The Big Four grocer said sales across stores that had been open for at least a year fell 1.7% excluding fuel in the 14 weeks to 3 January with total sales dropping by 0.4%
The week before Christmas was a “record”, however, seeing 29.5m customer transactions.
Chief Executive at Sainsbury’s Mike Coupe, said he expected like-for-like sales in the fourth quarter to resemble its first half performance due to “the uncertainty in the trading environment, food price deflation and price reductions”.
He said the sales figures highlight the trend of more frequent and local shopping, with its convenience business growing 16% in the quarter.
Christmas Eve marked Sainsbury’s biggest trading day in its convenience stores, with sales totalling £8m.The third quarter was also its biggest Christmas for online sales, with the chain delivering 110,000 orders in the three days to 23 December.
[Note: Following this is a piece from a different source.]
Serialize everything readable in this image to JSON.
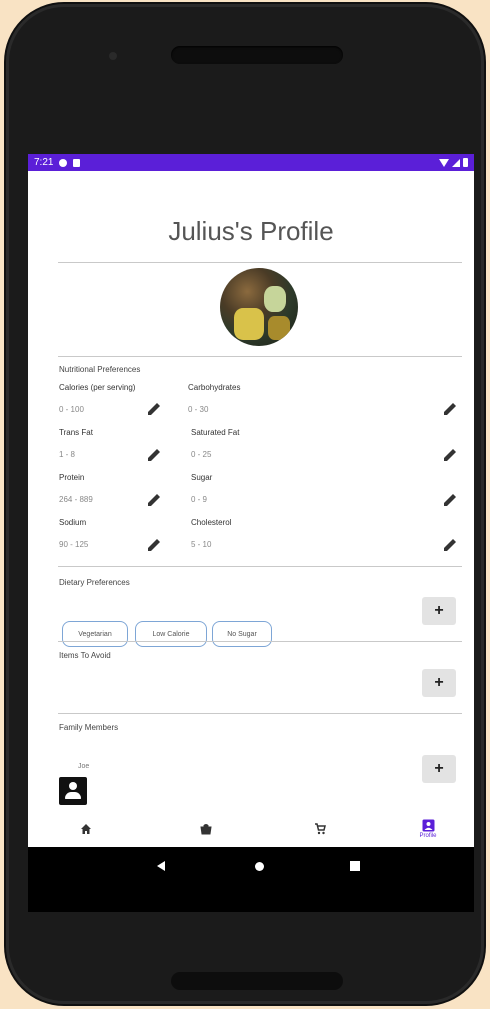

The figures come a day after Sainsbury’s announcement that it will slash the prices of 1,000 of its most popular products as part of a £150m programme announced in November.
Phil Dorrell, Director of the retail consultancy Retail Remedy, comments:
“These numbers were marginally better than expected, but still highlight the challenges facing Sainsbury’s and the rest of the big four. Sainsbury’s is under attack from all angles — from the discounters who are going from strength to strength, food price deflation, a wounded Tesco and a Morrisons that may finally be starting to halt its own sales freefall.
Like-for-like sales slump aside, there is a lot Sainsbury’s does right. It has smaller stores than its competitors, a strong convenience business, a solid online proposition and some of the best own-label stats in the business. Taste the Difference is really starting to make a difference. If it concentrates on these qualities and sticks to the basics in the medium-term, it may well emerge in better shape than many expect.”
“Sainsbury’s has already made some concessions on price, with over 1000 basic lines being trimmed this week alone, so it clearly recognises the battle is currently in that area.
If Sainsbury’s attempts to duke it out with the big boys, it could take one hell of a beating. Even though the Netto experiment is interesting, it’s certainly no saviour yet. It can’t afford to cut corners on quality, it’s not in a position to make many workforce savings, and it’s no Asda, so either the suppliers have got to play ball or margins are going to be squeezed.”